There are some things that drinking the right amount of water each day probably can’t help. Things like baby-hairs ruining your updo, and unrequited love. But what it can do is help you reach every single physical goal you’re trying to reach – and that’s not an exaggeration.
The human body needs water not just to survive, but to thrive. Whatever your physical goal is, water can help you obtain it. Weight loss, muscle gain, strength gains, toning; even things related to productivity, energy levels, reduced anxiety and increased capacity for focus and concentration.
The cells in our bodies that are responsible for carrying out all the functions that the human body is designed to carry out cannot work as they should if they’re not getting enough water. That doesn’t just mean that they’re struggling after a 20km run – they’re struggling to keep up and help you live life when they aren’t receiving the minimum water requirements; which is eight glasses (2 litres) per day.

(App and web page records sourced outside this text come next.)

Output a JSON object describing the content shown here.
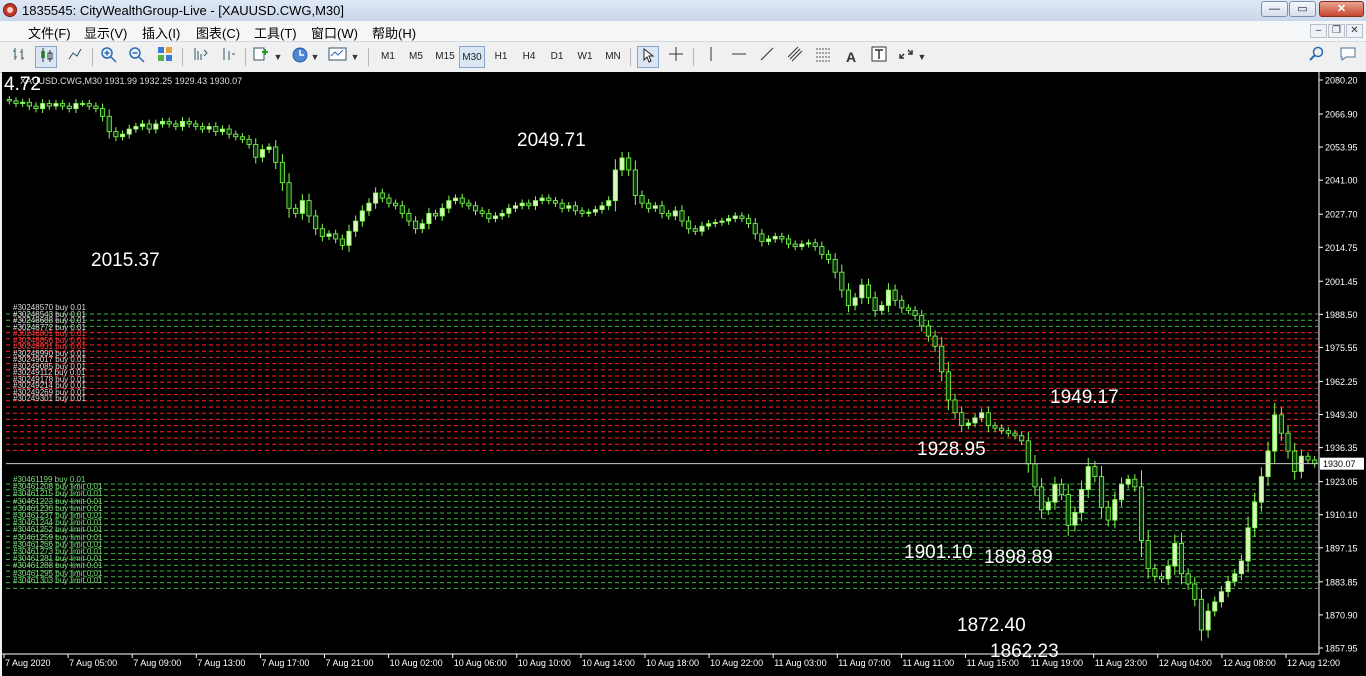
{
  "window": {
    "title": "1835545: CityWealthGroup-Live - [XAUUSD.CWG,M30]"
  },
  "menu": {
    "items": [
      "文件(F)",
      "显示(V)",
      "插入(I)",
      "图表(C)",
      "工具(T)",
      "窗口(W)",
      "帮助(H)"
    ]
  },
  "toolbar": {
    "timeframes": [
      "M1",
      "M5",
      "M15",
      "M30",
      "H1",
      "H4",
      "D1",
      "W1",
      "MN"
    ],
    "active_timeframe": "M30",
    "text_tool_label": "A"
  },
  "chart": {
    "symbol_info": "XAUUSD.CWG,M30  1931.99 1932.25 1929.43 1930.07",
    "left_value": "4.72",
    "annotations": [
      {
        "text": "2049.71",
        "price": 2049.71,
        "bar": 82
      },
      {
        "text": "2015.37",
        "price": 2015.37,
        "bar": 18
      },
      {
        "text": "1928.95",
        "price": 1928.95,
        "bar": 142
      },
      {
        "text": "1901.10",
        "price": 1901.1,
        "bar": 140
      },
      {
        "text": "1898.89",
        "price": 1898.89,
        "bar": 152
      },
      {
        "text": "1872.40",
        "price": 1872.4,
        "bar": 148
      },
      {
        "text": "1862.23",
        "price": 1862.23,
        "bar": 153
      },
      {
        "text": "1949.17",
        "price": 1949.17,
        "bar": 162
      }
    ],
    "price_axis": [
      "2080.20",
      "2066.90",
      "2053.95",
      "2041.00",
      "2027.70",
      "2014.75",
      "2001.45",
      "1988.50",
      "1975.55",
      "1962.25",
      "1949.30",
      "1936.35",
      "1923.05",
      "1910.10",
      "1897.15",
      "1883.85",
      "1870.90",
      "1857.95"
    ],
    "current_price": "1930.07",
    "time_axis": [
      "7 Aug 2020",
      "7 Aug 05:00",
      "7 Aug 09:00",
      "7 Aug 13:00",
      "7 Aug 17:00",
      "7 Aug 21:00",
      "10 Aug 02:00",
      "10 Aug 06:00",
      "10 Aug 10:00",
      "10 Aug 14:00",
      "10 Aug 18:00",
      "10 Aug 22:00",
      "11 Aug 03:00",
      "11 Aug 07:00",
      "11 Aug 11:00",
      "11 Aug 15:00",
      "11 Aug 19:00",
      "11 Aug 23:00",
      "12 Aug 04:00",
      "12 Aug 08:00",
      "12 Aug 12:00"
    ],
    "order_labels_upper": [
      "#30248570 buy 0.01",
      "#30248543 buy 0.01",
      "#30248688 buy 0.01",
      "#30248772 buy 0.01",
      "#30248801 buy 0.01",
      "#30248856 buy 0.01",
      "#30248931 buy 0.01",
      "#30248990 buy 0.01",
      "#30249017 buy 0.01",
      "#30249085 buy 0.01",
      "#30249112 buy 0.01",
      "#30249178 buy 0.01",
      "#30249214 buy 0.01",
      "#30249269 buy 0.01",
      "#30249301 buy 0.01"
    ],
    "order_labels_lower": [
      "#30461199 buy 0.01",
      "#30461208 buy limit 0.01",
      "#30461215 buy limit 0.01",
      "#30461223 buy limit 0.01",
      "#30461230 buy limit 0.01",
      "#30461237 buy limit 0.01",
      "#30461244 buy limit 0.01",
      "#30461252 buy limit 0.01",
      "#30461259 buy limit 0.01",
      "#30461266 buy limit 0.01",
      "#30461273 buy limit 0.01",
      "#30461281 buy limit 0.01",
      "#30461288 buy limit 0.01",
      "#30461295 buy limit 0.01",
      "#30461303 buy limit 0.01"
    ]
  },
  "chart_data": {
    "type": "candlestick",
    "symbol": "XAUUSD.CWG",
    "timeframe": "M30",
    "ylim": [
      1857.95,
      2080.2
    ],
    "candle_close": [
      2072,
      2071,
      2071.5,
      2070,
      2069,
      2071,
      2070,
      2071,
      2070,
      2069,
      2071,
      2071,
      2070,
      2069,
      2066,
      2060,
      2058,
      2059,
      2061,
      2062,
      2063,
      2061,
      2063,
      2064,
      2063,
      2062,
      2064,
      2063,
      2062,
      2061,
      2062,
      2060,
      2061,
      2059,
      2058,
      2057,
      2055,
      2050,
      2053,
      2054,
      2048,
      2040,
      2030,
      2028,
      2033,
      2027,
      2022,
      2019,
      2020,
      2018,
      2015.5,
      2021,
      2025,
      2029,
      2032,
      2036,
      2034,
      2032,
      2031,
      2028,
      2025,
      2022,
      2024,
      2028,
      2027,
      2030,
      2033,
      2034,
      2032,
      2031,
      2029,
      2028,
      2026,
      2027,
      2028,
      2030,
      2031,
      2032,
      2031,
      2033,
      2034,
      2033,
      2032,
      2030,
      2031,
      2029,
      2028,
      2028.5,
      2029.5,
      2031,
      2033,
      2045,
      2049.71,
      2045,
      2035,
      2032,
      2030,
      2031,
      2028,
      2027,
      2029,
      2025,
      2022,
      2021,
      2023,
      2024,
      2024.5,
      2025,
      2026,
      2027,
      2026,
      2024,
      2020,
      2017,
      2018,
      2019,
      2018,
      2016,
      2015,
      2016,
      2016.5,
      2015,
      2012,
      2010,
      2005,
      1998,
      1992,
      1995,
      2000,
      1995,
      1990,
      1992,
      1998,
      1994,
      1991,
      1990,
      1988,
      1984,
      1980,
      1976,
      1966,
      1955,
      1950,
      1945,
      1946,
      1948,
      1950,
      1945,
      1944,
      1943,
      1942,
      1941,
      1939,
      1930,
      1921,
      1912,
      1915,
      1922,
      1918,
      1906,
      1911,
      1920,
      1928.95,
      1925,
      1913,
      1908,
      1916,
      1922,
      1924,
      1921,
      1900,
      1889,
      1886,
      1885,
      1890,
      1898.89,
      1887,
      1883,
      1877,
      1865,
      1872.4,
      1876,
      1880,
      1884,
      1887,
      1892,
      1905,
      1915,
      1925,
      1935,
      1949.17,
      1942,
      1935,
      1927,
      1933,
      1931.5,
      1930.07
    ]
  },
  "colors": {
    "background": "#000000",
    "bull": "#d9f7bd",
    "bear": "#0a3a0a",
    "candle_outline": "#7fff4f",
    "grid_red": "#ff2020",
    "grid_green": "#3cb43c",
    "text": "#ffffff"
  }
}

Don’t freak out!
A lot of people have a momentary lapse in mental stability after I tell them how much water we require every day; and granted, it does sound like a lot, especially if you don’t particularly enjoy drinking water. So, here are some practical ways to try and keep yourself adequately hydrated:
Have a Glass with Dinner
Actually, with lunch and dinner. That’s an easy way to cross off two of the eight glasses per day, and it’ll help the food go down (and reduce bad-breath after a meal).
Get a cute jug
Something that helped me drink more water was buying a cute little water jug. I keep it on my bedside table with a glass, and the first thing I do after waking up is drink half a glass of water. As I get up and brush my teeth, stretch, get dressed, and read my Bible, I keep filling the glass and taking sips.
The jug and glass stay on the dining table throughout the day, so whenever I see them, I remember to drink water.
Buy a nice water bottle
The terms ‘cute’ and ‘nice’ are practical suggestions. If you like the look of something, you’re more likely to keep it in a noticeable place and use it.
Your water bottle, particularly, needs to be something you’ll enjoy having with you or carrying around.
If you have a favourite colour, or a typical accessory colour theme, try to find one that fits your wardrobe. Think about how heavy it is, what shape it is, if it feels nice to hold, and if it’s easy to drink from on the go.
When you drive or catch the train anywhere, have your water bottle sitting in your lap. Whenever you stop at a light or need something to do with your hands, take a sip of water.
If you’re moving around a lot, carry your bottle with you and take sips as you walk.
Whenever you catch up with friends for coffee or a meal, go out of your way to get some glasses and a bottle/jug of water for the table. Try to get through at least one glass of water alongside your food or other beverage. If you’re a competitive type, try to finish the bottle before you head off (between you and the other person… don’t be weird about it).
A few people have told me about apps you can download on your phone that remind you periodically to drink water. This is pretty much the new-age version of keeping a jug where you can see it. If you’re more of an app-person, this might be a good strategy. Just remember though, that like most ‘reminder’ apps, it’ll get old eventually and you’ll probably delete it from your phone to clear some memory. Don’t rely on the app, use it to help make water consumption a daily habit.
Coffee Connoisseurs and Tea Lovers
I’m sure I don’t need to tell you that a lot of teas and all of coffees have caffeine in them (bar de-caff, chai, and weird experimental lattes… Beetroot? Really?). You should make sure that for every cup of coffee or caffeinated tea, you’re drinking at least one extra cup of water (that’s right, on top of the eight cups a day. Think about it; is that third coffee really worth it? No.)
I’m not going to beat around the bush here; if you’re disciplined enough to workout, be it running, weights, or sport, you should be disciplined enough to drink more water.
For every hour of exercise, you need to drink an extra litre of water.
It’s easier than it sounds – if your workout isn’t making you thirsty enough to drink an extra litre, you’re probably not doing it right.
It sounds dramatic, but drinking enough water really is a discipline. And, like many physical disciplines, it brings with it a plethora of health benefits. So, if you want (or, let’s face it, need) to lose that extra bit of fat, put on some more muscle, or increase your study or work efficiency, get that water flowing through your body (but don’t drink too much at one time, otherwise it will literally be flowing through your body, if you know what I mean).
The first (and easiest) place to start is to increase your water intake, not just because it’s necessary but because the discipline is practise for everything else in life.
One small step for health; one giant leap for a better life.